Permanent link to Research Bank record:https://hdl.handle.net/10652/4092

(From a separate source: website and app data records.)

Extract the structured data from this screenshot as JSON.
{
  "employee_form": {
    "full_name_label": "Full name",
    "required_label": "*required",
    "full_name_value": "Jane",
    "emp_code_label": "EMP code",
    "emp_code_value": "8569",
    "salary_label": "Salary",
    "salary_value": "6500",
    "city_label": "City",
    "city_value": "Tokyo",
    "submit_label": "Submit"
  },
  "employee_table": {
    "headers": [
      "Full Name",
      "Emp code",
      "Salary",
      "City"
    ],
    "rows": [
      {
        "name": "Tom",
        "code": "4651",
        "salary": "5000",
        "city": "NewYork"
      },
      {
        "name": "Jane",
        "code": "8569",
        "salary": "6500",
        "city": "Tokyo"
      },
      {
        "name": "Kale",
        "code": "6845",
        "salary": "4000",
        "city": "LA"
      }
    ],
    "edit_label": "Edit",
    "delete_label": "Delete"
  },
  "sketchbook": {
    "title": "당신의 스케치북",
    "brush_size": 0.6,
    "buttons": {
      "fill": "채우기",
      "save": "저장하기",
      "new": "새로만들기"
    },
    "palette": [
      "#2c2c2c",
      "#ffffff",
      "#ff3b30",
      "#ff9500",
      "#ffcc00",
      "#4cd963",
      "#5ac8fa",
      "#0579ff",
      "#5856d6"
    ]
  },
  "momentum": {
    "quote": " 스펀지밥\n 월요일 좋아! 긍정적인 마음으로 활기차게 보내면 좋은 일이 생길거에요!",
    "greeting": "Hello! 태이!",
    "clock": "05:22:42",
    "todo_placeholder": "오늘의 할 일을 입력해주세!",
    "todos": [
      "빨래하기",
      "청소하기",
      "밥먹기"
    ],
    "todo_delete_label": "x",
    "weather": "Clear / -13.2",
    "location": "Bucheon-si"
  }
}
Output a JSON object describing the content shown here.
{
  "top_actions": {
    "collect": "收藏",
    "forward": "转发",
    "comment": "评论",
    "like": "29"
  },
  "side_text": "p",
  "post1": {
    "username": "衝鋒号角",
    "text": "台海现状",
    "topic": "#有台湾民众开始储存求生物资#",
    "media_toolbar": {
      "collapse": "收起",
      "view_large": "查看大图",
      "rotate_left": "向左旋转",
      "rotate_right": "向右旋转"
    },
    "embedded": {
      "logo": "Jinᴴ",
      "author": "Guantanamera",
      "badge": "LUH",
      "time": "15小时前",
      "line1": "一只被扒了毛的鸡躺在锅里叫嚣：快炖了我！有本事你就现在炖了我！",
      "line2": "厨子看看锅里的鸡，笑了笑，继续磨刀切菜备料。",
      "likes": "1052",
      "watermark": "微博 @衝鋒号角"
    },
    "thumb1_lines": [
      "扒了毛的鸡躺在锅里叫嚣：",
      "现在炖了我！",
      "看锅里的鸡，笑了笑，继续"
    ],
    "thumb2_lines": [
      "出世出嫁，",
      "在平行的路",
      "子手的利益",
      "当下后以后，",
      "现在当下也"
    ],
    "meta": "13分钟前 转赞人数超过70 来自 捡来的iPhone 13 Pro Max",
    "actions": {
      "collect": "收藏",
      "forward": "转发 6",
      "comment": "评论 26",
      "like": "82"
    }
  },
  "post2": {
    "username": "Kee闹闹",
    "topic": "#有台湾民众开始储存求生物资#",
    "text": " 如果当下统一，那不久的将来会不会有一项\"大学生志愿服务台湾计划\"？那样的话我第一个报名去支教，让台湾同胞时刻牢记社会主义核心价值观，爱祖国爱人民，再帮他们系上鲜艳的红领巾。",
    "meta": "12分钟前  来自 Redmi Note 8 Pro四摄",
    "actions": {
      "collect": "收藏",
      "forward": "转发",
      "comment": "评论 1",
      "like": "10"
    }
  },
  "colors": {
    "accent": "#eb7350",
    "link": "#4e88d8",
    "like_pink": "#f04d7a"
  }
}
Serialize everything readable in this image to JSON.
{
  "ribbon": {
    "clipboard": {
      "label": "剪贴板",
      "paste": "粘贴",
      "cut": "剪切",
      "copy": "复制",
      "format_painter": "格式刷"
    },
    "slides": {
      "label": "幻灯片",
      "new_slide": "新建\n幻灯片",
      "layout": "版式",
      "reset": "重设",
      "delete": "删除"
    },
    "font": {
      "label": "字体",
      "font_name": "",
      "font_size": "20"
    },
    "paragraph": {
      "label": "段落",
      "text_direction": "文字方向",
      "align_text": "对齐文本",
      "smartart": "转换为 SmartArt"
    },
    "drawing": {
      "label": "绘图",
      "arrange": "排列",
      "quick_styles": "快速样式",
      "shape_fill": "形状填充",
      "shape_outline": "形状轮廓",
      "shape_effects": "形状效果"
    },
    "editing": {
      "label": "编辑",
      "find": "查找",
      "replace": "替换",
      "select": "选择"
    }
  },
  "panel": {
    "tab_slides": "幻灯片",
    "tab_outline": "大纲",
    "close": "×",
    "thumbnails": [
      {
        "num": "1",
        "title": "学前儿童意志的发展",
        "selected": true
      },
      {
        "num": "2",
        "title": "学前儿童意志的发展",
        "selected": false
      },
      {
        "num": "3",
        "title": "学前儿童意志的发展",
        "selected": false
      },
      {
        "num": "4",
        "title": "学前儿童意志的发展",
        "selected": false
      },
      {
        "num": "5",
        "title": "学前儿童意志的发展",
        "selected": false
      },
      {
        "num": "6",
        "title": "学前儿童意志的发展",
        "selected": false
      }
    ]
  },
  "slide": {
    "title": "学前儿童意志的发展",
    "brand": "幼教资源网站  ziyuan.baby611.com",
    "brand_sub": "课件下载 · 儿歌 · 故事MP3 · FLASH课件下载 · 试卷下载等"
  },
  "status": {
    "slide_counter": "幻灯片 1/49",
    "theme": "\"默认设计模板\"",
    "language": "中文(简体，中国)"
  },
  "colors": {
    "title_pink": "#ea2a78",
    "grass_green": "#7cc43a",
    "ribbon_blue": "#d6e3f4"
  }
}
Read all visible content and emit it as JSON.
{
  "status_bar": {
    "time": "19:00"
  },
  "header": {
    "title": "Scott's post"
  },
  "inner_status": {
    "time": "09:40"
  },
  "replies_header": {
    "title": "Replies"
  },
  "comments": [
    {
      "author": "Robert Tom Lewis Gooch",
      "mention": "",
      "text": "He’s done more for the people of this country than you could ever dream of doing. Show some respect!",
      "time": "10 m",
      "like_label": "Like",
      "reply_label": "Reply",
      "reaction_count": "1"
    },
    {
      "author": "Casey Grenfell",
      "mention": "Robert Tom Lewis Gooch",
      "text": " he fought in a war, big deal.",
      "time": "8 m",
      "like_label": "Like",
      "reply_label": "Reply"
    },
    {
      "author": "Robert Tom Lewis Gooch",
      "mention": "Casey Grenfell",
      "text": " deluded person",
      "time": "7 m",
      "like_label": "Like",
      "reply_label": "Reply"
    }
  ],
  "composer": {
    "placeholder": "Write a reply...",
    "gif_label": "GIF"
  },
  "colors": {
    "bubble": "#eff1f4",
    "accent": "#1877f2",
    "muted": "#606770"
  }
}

Formal feedback on assessments is given to students half way through the semester for a lot of tertiary level courses. For some students, it can be too late to change their study habits and they might not have realised that they were struggling before getting the feedback. Receiving late feedback can also result in lowering learner’s motivation as well. The aim of this study is to determine the effect of providing regular feedback on students’ academic achievement. The sample group included 92 students from semester 2 2016 and 57 students from semester 1 2017. They were the first-year Bachelor Computer Science students at UNITEC Institute of Technology, New Zealand, doing an introductory database course. The course had three assessments in 2016 including two computers based tests and a final exam on paper. Weekly quizzes were introduced in 2017 with the aim of providing early regular feedback to students. Preliminary results show that providing this feedback early on did not significantly improve the results of their first formal assessment. More studies are needed to examine the effectiveness of weekly quizzes on students’ performance throughout the semester. Subjective evaluation showed that majority of students liked getting regular feedback in form of quizzes and found it valuable for their learning.